“Which said piece of land contains about four acres, and became the property of us, said Moses and John Brown, by a deed of bargain and sale from …the present grantor’s great-grandfather, who received it by descent from his father Chad Brown, who was one of the original proprietors after the native Indians of whom it was purchased….” 

                                           -The Charter of Brown University, 1765

 

At the moment of Brown’s founding, the history of colonial violence and forced displacement of the Narragansett Native Americans was forgotten by the University. Continue reading

“Which said piece of land contains about four acres, and became the property of us, said Moses and John Brown, by a deed of bargain and sale from …the present grantor’s great-grandfather, who received it by descent from his father Chad Brown, who was one of the original proprietors after the native Indians of whom it was purchased….” 

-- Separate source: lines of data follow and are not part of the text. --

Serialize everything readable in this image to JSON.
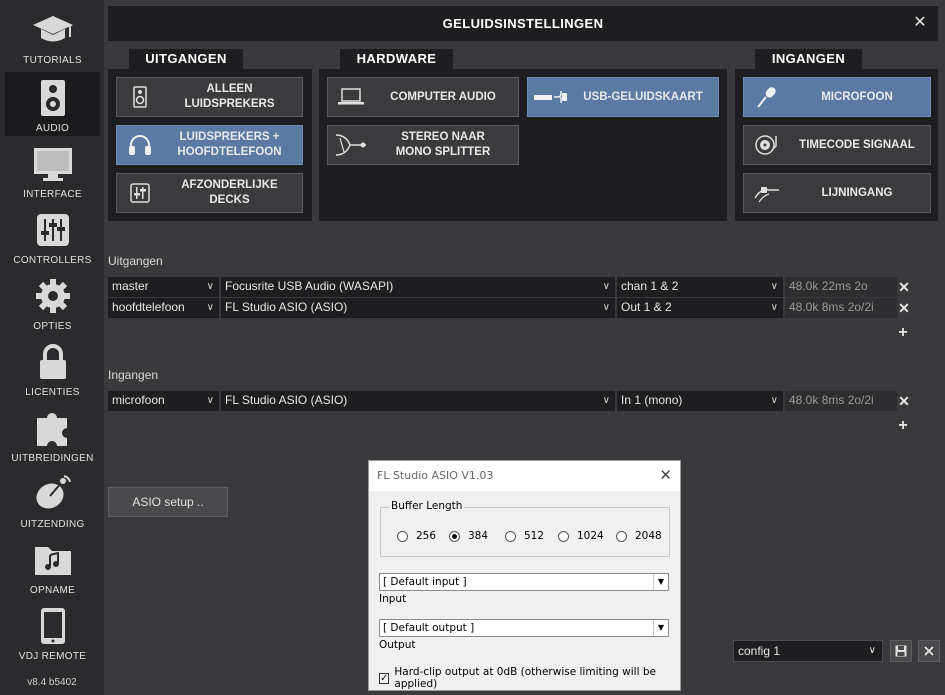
{
  "sidebar": {
    "items": [
      {
        "label": "TUTORIALS",
        "icon": "graduation-cap-icon"
      },
      {
        "label": "AUDIO",
        "icon": "speaker-icon",
        "active": true
      },
      {
        "label": "INTERFACE",
        "icon": "monitor-icon"
      },
      {
        "label": "CONTROLLERS",
        "icon": "sliders-icon"
      },
      {
        "label": "OPTIES",
        "icon": "gear-icon"
      },
      {
        "label": "LICENTIES",
        "icon": "lock-icon"
      },
      {
        "label": "UITBREIDINGEN",
        "icon": "puzzle-icon"
      },
      {
        "label": "UITZENDING",
        "icon": "satellite-dish-icon"
      },
      {
        "label": "OPNAME",
        "icon": "music-folder-icon"
      },
      {
        "label": "VDJ REMOTE",
        "icon": "tablet-icon"
      }
    ],
    "version": "v8.4 b5402"
  },
  "header": {
    "title": "GELUIDSINSTELLINGEN",
    "close": "✕"
  },
  "sections": {
    "outputs": {
      "title": "UITGANGEN",
      "buttons": [
        {
          "label": "ALLEEN\nLUIDSPREKERS",
          "icon": "speaker-icon",
          "selected": false
        },
        {
          "label": "LUIDSPREKERS +\nHOOFDTELEFOON",
          "icon": "headphones-icon",
          "selected": true
        },
        {
          "label": "AFZONDERLIJKE\nDECKS",
          "icon": "mixer-icon",
          "selected": false
        }
      ]
    },
    "hardware": {
      "title": "HARDWARE",
      "buttons": [
        {
          "label": "COMPUTER AUDIO",
          "icon": "laptop-icon",
          "selected": false
        },
        {
          "label": "USB-GELUIDSKAART",
          "icon": "usb-soundcard-icon",
          "selected": true
        },
        {
          "label": "STEREO NAAR\nMONO SPLITTER",
          "icon": "splitter-cable-icon",
          "selected": false
        }
      ]
    },
    "inputs": {
      "title": "INGANGEN",
      "buttons": [
        {
          "label": "MICROFOON",
          "icon": "microphone-icon",
          "selected": true
        },
        {
          "label": "TIMECODE SIGNAAL",
          "icon": "timecode-vinyl-icon",
          "selected": false
        },
        {
          "label": "LIJNINGANG",
          "icon": "line-cable-icon",
          "selected": false
        }
      ]
    }
  },
  "routing": {
    "outputs_label": "Uitgangen",
    "outputs": [
      {
        "channel": "master",
        "device": "Focusrite USB Audio (WASAPI)",
        "ports": "chan 1 & 2",
        "info": "48.0k 22ms 2o"
      },
      {
        "channel": "hoofdtelefoon",
        "device": "FL Studio ASIO (ASIO)",
        "ports": "Out 1 & 2",
        "info": "48.0k 8ms 2o/2i"
      }
    ],
    "inputs_label": "Ingangen",
    "inputs": [
      {
        "channel": "microfoon",
        "device": "FL Studio ASIO (ASIO)",
        "ports": "In 1 (mono)",
        "info": "48.0k 8ms 2o/2i"
      }
    ],
    "remove": "✕",
    "add": "+"
  },
  "asio_setup": "ASIO setup ..",
  "config": {
    "selected": "config 1"
  },
  "dialog": {
    "title": "FL Studio ASIO V1.03",
    "close": "✕",
    "buffer_legend": "Buffer Length",
    "buffer_options": [
      "256",
      "384",
      "512",
      "1024",
      "2048"
    ],
    "buffer_selected": "384",
    "input_value": "[ Default input ]",
    "input_label": "Input",
    "output_value": "[ Default output ]",
    "output_label": "Output",
    "hardclip_label": "Hard-clip output at 0dB (otherwise limiting will be applied)",
    "hardclip_checked": true
  }
}
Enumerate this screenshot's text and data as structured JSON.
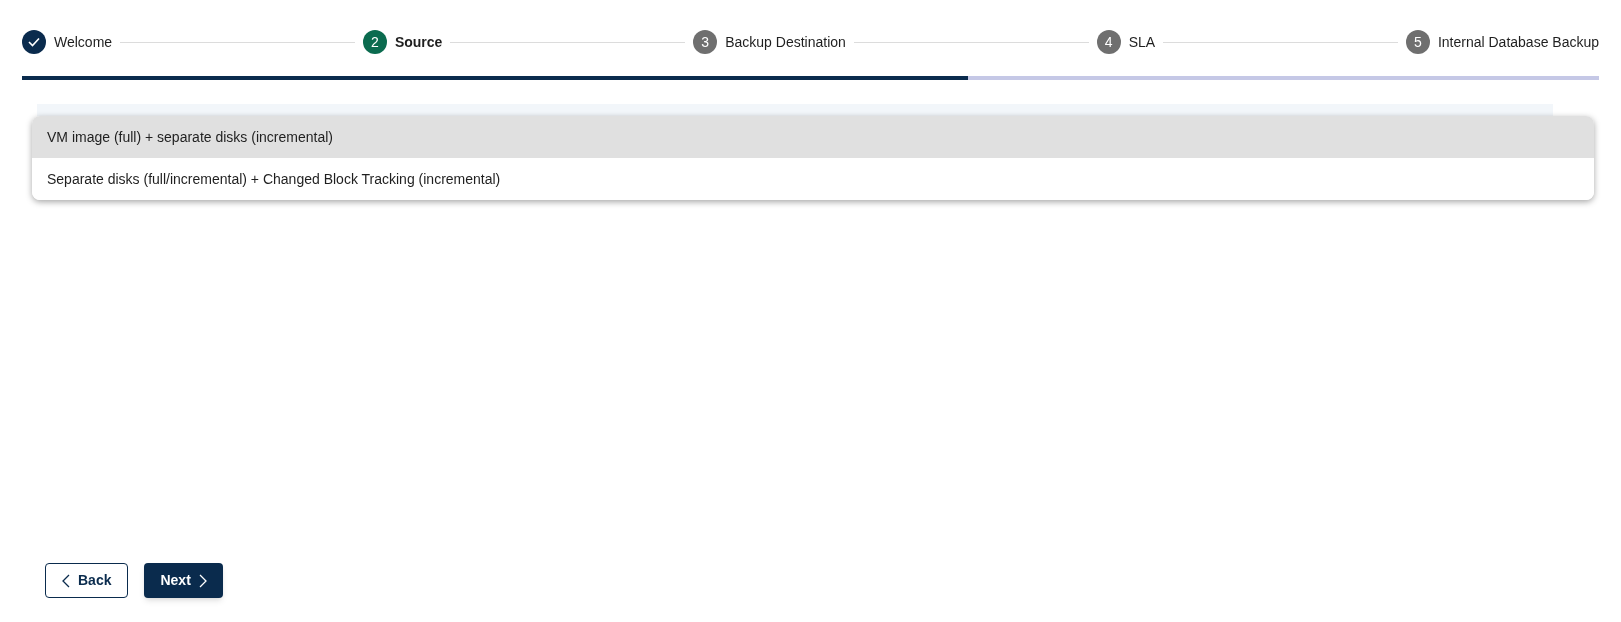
{
  "steps": [
    {
      "kind": "done",
      "label": "Welcome"
    },
    {
      "kind": "current",
      "number": "2",
      "label": "Source"
    },
    {
      "kind": "upcoming",
      "number": "3",
      "label": "Backup Destination"
    },
    {
      "kind": "upcoming",
      "number": "4",
      "label": "SLA"
    },
    {
      "kind": "upcoming",
      "number": "5",
      "label": "Internal Database Backup"
    }
  ],
  "progress": {
    "level": 0.6
  },
  "dropdown": {
    "options": [
      {
        "label": "VM image (full) + separate disks (incremental)",
        "selected": true
      },
      {
        "label": "Separate disks (full/incremental) + Changed Block Tracking (incremental)",
        "selected": false
      }
    ]
  },
  "buttons": {
    "back": "Back",
    "next": "Next"
  }
}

                                           -The Charter of Brown University, 1765

 

  Enter the Narrative→